Willing to Serve: The Millennial Generation & Volunteering
Each generation seems to deal with the stereotype of being unproductive, entitled and self-centered. The so-called slacker generation of the 1990s went through this, and the trend dates back at least to the Lost Generation of the 1920s. Today it’s the millennials in this situation, yet despite an unflattering portrait, evidence is showing that, like any stereotype, it doesn’t always hold up.
Refuting the bad rap
Many young people are more socially conscious than recent headlines give them credit for and are refuting the myths about them by getting actively involved in local volunteer efforts. In 2010, the Pew Research Center found that over half of all millennials participated in volunteering efforts in the previous year, proving that they’re willing to devote their time to supporting causes they believe in. According to the New York Times’ Catherine Rampell, in 2011 “community service among young people has exploded.”
In a poll conducted for the 2012 Millenial Impact Report, 75 percent of the Y generation donated money, and 63 percent participated in volunteer work. The 2013 report specifies that this same statistic has grown, with 83 percent saying that they made a donation in the last year.
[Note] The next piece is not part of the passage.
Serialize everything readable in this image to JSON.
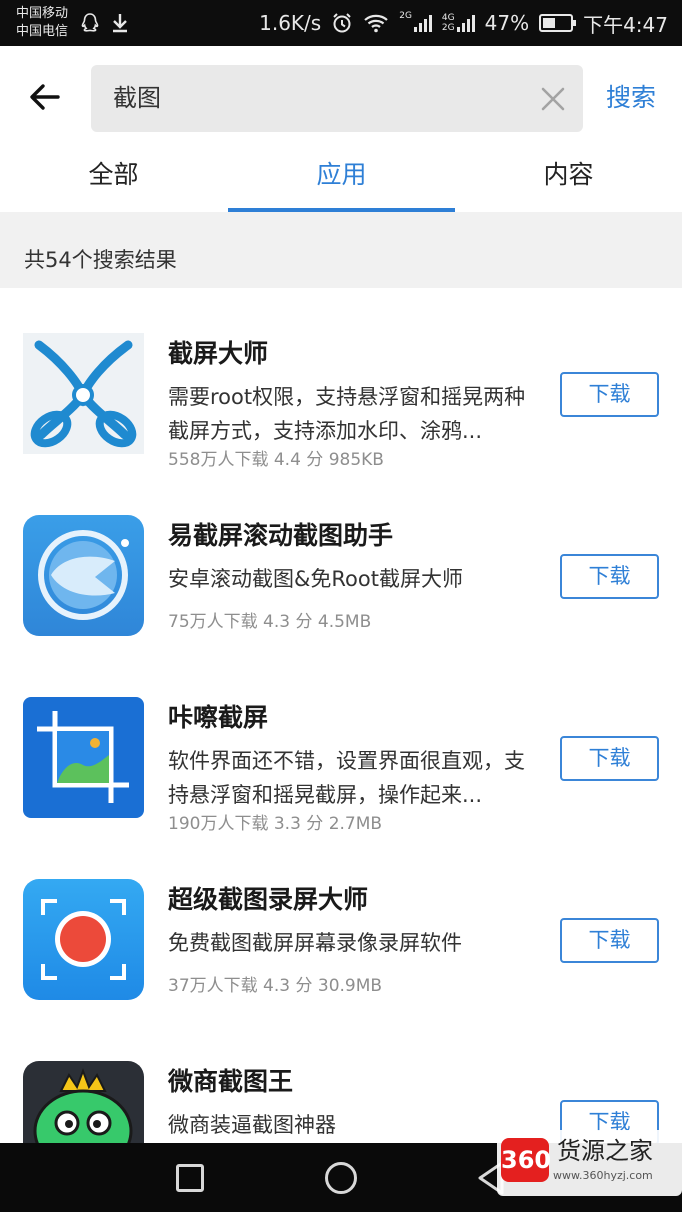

In looking at current data, 75 percent of high school bloggers plan to volunteer this summer, and at least one blogger has pointed out that the majority of people on LinkedIn who have “Volunteer & Causes” as part of their profile are millennials.
Landing that first big job
With the job market rebounding, it’s still tough for recent graduates; so many young people are learning to find new ways to distinguish their resumes from the rest of the crowd. Companies tend to prefer college graduates with some volunteer experience, so millennials have discovered that devoting some time to a cause they believe in is a great way to get themselves noticed by potential employers. It’s also a means for gaining some direct experience, developing necessary skills and building character by stepping outside one’s comfort zone.
Global awareness leading to global activities
As digital communication helps pull people together, people of all ages are becoming more globally aware and starting to understand how their decisions and actions have an impact on other societies. Websites and social media are providing ways to learn about nonprofits and volunteer organizations that provide information on helping people in need around the world.
This kind of awareness motivates millennials to get involved in helping people in underprivileged communities both at home and abroad. Young people who’ve already had some volunteer experience are taking on new challenges by getting involved in high school volunteer abroad programs outside of the U.S. These volunteers are helping at clinics, schools and conservation centers, in efforts that improve sustainability, alleviate poverty and support local education.
Making a change through volunteering
Many like to make comparisons one generation and another as to who’s the most philanthropic or socially conscious. What’s clear is that within each generation there will be many interested in making a positive change who are committed enough to make a difference. In the years to come, community service may receive a great boost from the millennial generation, as young people continue to be involved in volunteer efforts both at home and overseas, and prove that the stereotype about them doesn’t hold up.